** Records to process follows **
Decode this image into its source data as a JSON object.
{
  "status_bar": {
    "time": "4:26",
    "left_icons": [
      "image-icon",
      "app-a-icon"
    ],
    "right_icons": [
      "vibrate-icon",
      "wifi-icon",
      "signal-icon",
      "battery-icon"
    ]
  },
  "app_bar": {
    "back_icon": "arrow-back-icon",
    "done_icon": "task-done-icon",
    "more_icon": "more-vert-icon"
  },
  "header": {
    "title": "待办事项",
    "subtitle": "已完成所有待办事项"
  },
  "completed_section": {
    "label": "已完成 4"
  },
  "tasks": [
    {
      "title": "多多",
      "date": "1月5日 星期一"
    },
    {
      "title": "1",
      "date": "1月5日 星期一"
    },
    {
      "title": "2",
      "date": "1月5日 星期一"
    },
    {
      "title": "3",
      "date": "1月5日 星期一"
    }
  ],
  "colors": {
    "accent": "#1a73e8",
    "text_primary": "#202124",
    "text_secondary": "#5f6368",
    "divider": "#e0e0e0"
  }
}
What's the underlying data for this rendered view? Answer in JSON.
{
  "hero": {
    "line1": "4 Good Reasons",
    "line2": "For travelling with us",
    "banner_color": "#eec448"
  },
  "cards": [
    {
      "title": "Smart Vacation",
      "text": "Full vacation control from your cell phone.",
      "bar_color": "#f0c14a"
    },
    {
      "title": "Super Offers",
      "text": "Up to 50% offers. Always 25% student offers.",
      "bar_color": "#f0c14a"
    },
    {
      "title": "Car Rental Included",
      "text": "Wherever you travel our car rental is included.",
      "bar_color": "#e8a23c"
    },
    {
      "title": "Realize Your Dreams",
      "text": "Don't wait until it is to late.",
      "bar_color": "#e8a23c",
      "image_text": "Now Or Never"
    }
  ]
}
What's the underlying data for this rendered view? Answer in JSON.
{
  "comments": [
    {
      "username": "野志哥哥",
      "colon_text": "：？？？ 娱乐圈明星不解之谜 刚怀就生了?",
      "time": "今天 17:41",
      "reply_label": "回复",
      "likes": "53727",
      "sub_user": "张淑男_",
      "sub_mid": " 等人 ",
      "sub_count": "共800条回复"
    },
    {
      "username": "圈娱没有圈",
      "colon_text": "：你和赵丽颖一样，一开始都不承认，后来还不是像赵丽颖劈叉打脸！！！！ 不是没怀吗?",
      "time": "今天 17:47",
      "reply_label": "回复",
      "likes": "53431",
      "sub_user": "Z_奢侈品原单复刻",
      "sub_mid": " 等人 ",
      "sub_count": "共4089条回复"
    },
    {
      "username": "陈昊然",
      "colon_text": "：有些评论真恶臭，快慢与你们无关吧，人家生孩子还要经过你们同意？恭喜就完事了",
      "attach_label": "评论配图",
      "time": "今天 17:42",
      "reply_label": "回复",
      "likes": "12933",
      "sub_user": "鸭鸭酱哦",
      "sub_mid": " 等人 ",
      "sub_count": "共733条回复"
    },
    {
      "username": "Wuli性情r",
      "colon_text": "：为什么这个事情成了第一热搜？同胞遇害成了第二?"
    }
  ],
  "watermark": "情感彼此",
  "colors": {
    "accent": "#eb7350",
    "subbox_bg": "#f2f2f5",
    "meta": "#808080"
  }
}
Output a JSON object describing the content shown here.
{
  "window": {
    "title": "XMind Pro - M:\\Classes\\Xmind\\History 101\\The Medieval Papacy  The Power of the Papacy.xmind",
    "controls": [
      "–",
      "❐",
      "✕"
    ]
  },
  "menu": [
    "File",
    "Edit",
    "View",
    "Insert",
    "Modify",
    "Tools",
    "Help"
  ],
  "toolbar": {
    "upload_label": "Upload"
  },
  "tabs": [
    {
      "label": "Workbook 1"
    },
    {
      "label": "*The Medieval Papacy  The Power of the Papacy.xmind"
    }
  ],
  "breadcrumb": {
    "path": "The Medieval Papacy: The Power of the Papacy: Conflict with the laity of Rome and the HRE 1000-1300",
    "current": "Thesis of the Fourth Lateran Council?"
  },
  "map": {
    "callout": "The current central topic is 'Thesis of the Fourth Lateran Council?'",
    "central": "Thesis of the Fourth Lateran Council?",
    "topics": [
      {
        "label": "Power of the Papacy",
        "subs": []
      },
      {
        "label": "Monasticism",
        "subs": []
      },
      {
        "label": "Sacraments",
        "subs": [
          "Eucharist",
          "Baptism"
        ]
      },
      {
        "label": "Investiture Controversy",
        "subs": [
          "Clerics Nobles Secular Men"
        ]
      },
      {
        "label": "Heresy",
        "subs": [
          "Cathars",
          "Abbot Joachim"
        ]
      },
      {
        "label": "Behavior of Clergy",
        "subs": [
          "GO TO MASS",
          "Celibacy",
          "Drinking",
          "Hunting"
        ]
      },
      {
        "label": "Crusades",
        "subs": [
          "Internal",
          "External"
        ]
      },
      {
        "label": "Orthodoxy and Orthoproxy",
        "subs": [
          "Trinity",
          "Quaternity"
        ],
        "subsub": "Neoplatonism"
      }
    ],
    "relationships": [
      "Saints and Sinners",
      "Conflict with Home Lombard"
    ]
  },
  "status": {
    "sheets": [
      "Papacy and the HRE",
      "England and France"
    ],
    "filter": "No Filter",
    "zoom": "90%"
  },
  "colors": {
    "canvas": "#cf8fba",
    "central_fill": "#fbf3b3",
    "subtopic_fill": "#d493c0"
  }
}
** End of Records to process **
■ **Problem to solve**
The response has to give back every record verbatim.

■ **Output for this task**
Decode this image into its source data as a JSON object.
{
  "status_bar": {
    "time": "4:26",
    "left_icons": [
      "image-icon",
      "app-a-icon"
    ],
    "right_icons": [
      "vibrate-icon",
      "wifi-icon",
      "signal-icon",
      "battery-icon"
    ]
  },
  "app_bar": {
    "back_icon": "arrow-back-icon",
    "done_icon": "task-done-icon",
    "more_icon": "more-vert-icon"
  },
  "header": {
    "title": "待办事项",
    "subtitle": "已完成所有待办事项"
  },
  "completed_section": {
    "label": "已完成 4"
  },
  "tasks": [
    {
      "title": "多多",
      "date": "1月5日 星期一"
    },
    {
      "title": "1",
      "date": "1月5日 星期一"
    },
    {
      "title": "2",
      "date": "1月5日 星期一"
    },
    {
      "title": "3",
      "date": "1月5日 星期一"
    }
  ],
  "colors": {
    "accent": "#1a73e8",
    "text_primary": "#202124",
    "text_secondary": "#5f6368",
    "divider": "#e0e0e0"
  }
}
What's the underlying data for this rendered view? Answer in JSON.
{
  "hero": {
    "line1": "4 Good Reasons",
    "line2": "For travelling with us",
    "banner_color": "#eec448"
  },
  "cards": [
    {
      "title": "Smart Vacation",
      "text": "Full vacation control from your cell phone.",
      "bar_color": "#f0c14a"
    },
    {
      "title": "Super Offers",
      "text": "Up to 50% offers. Always 25% student offers.",
      "bar_color": "#f0c14a"
    },
    {
      "title": "Car Rental Included",
      "text": "Wherever you travel our car rental is included.",
      "bar_color": "#e8a23c"
    },
    {
      "title": "Realize Your Dreams",
      "text": "Don't wait until it is to late.",
      "bar_color": "#e8a23c",
      "image_text": "Now Or Never"
    }
  ]
}
What's the underlying data for this rendered view? Answer in JSON.
{
  "comments": [
    {
      "username": "野志哥哥",
      "colon_text": "：？？？ 娱乐圈明星不解之谜 刚怀就生了?",
      "time": "今天 17:41",
      "reply_label": "回复",
      "likes": "53727",
      "sub_user": "张淑男_",
      "sub_mid": " 等人 ",
      "sub_count": "共800条回复"
    },
    {
      "username": "圈娱没有圈",
      "colon_text": "：你和赵丽颖一样，一开始都不承认，后来还不是像赵丽颖劈叉打脸！！！！ 不是没怀吗?",
      "time": "今天 17:47",
      "reply_label": "回复",
      "likes": "53431",
      "sub_user": "Z_奢侈品原单复刻",
      "sub_mid": " 等人 ",
      "sub_count": "共4089条回复"
    },
    {
      "username": "陈昊然",
      "colon_text": "：有些评论真恶臭，快慢与你们无关吧，人家生孩子还要经过你们同意？恭喜就完事了",
      "attach_label": "评论配图",
      "time": "今天 17:42",
      "reply_label": "回复",
      "likes": "12933",
      "sub_user": "鸭鸭酱哦",
      "sub_mid": " 等人 ",
      "sub_count": "共733条回复"
    },
    {
      "username": "Wuli性情r",
      "colon_text": "：为什么这个事情成了第一热搜？同胞遇害成了第二?"
    }
  ],
  "watermark": "情感彼此",
  "colors": {
    "accent": "#eb7350",
    "subbox_bg": "#f2f2f5",
    "meta": "#808080"
  }
}
Output a JSON object describing the content shown here.
{
  "window": {
    "title": "XMind Pro - M:\\Classes\\Xmind\\History 101\\The Medieval Papacy  The Power of the Papacy.xmind",
    "controls": [
      "–",
      "❐",
      "✕"
    ]
  },
  "menu": [
    "File",
    "Edit",
    "View",
    "Insert",
    "Modify",
    "Tools",
    "Help"
  ],
  "toolbar": {
    "upload_label": "Upload"
  },
  "tabs": [
    {
      "label": "Workbook 1"
    },
    {
      "label": "*The Medieval Papacy  The Power of the Papacy.xmind"
    }
  ],
  "breadcrumb": {
    "path": "The Medieval Papacy: The Power of the Papacy: Conflict with the laity of Rome and the HRE 1000-1300",
    "current": "Thesis of the Fourth Lateran Council?"
  },
  "map": {
    "callout": "The current central topic is 'Thesis of the Fourth Lateran Council?'",
    "central": "Thesis of the Fourth Lateran Council?",
    "topics": [
      {
        "label": "Power of the Papacy",
        "subs": []
      },
      {
        "label": "Monasticism",
        "subs": []
      },
      {
        "label": "Sacraments",
        "subs": [
          "Eucharist",
          "Baptism"
        ]
      },
      {
        "label": "Investiture Controversy",
        "subs": [
          "Clerics Nobles Secular Men"
        ]
      },
      {
        "label": "Heresy",
        "subs": [
          "Cathars",
          "Abbot Joachim"
        ]
      },
      {
        "label": "Behavior of Clergy",
        "subs": [
          "GO TO MASS",
          "Celibacy",
          "Drinking",
          "Hunting"
        ]
      },
      {
        "label": "Crusades",
        "subs": [
          "Internal",
          "External"
        ]
      },
      {
        "label": "Orthodoxy and Orthoproxy",
        "subs": [
          "Trinity",
          "Quaternity"
        ],
        "subsub": "Neoplatonism"
      }
    ],
    "relationships": [
      "Saints and Sinners",
      "Conflict with Home Lombard"
    ]
  },
  "status": {
    "sheets": [
      "Papacy and the HRE",
      "England and France"
    ],
    "filter": "No Filter",
    "zoom": "90%"
  },
  "colors": {
    "canvas": "#cf8fba",
    "central_fill": "#fbf3b3",
    "subtopic_fill": "#d493c0"
  }
}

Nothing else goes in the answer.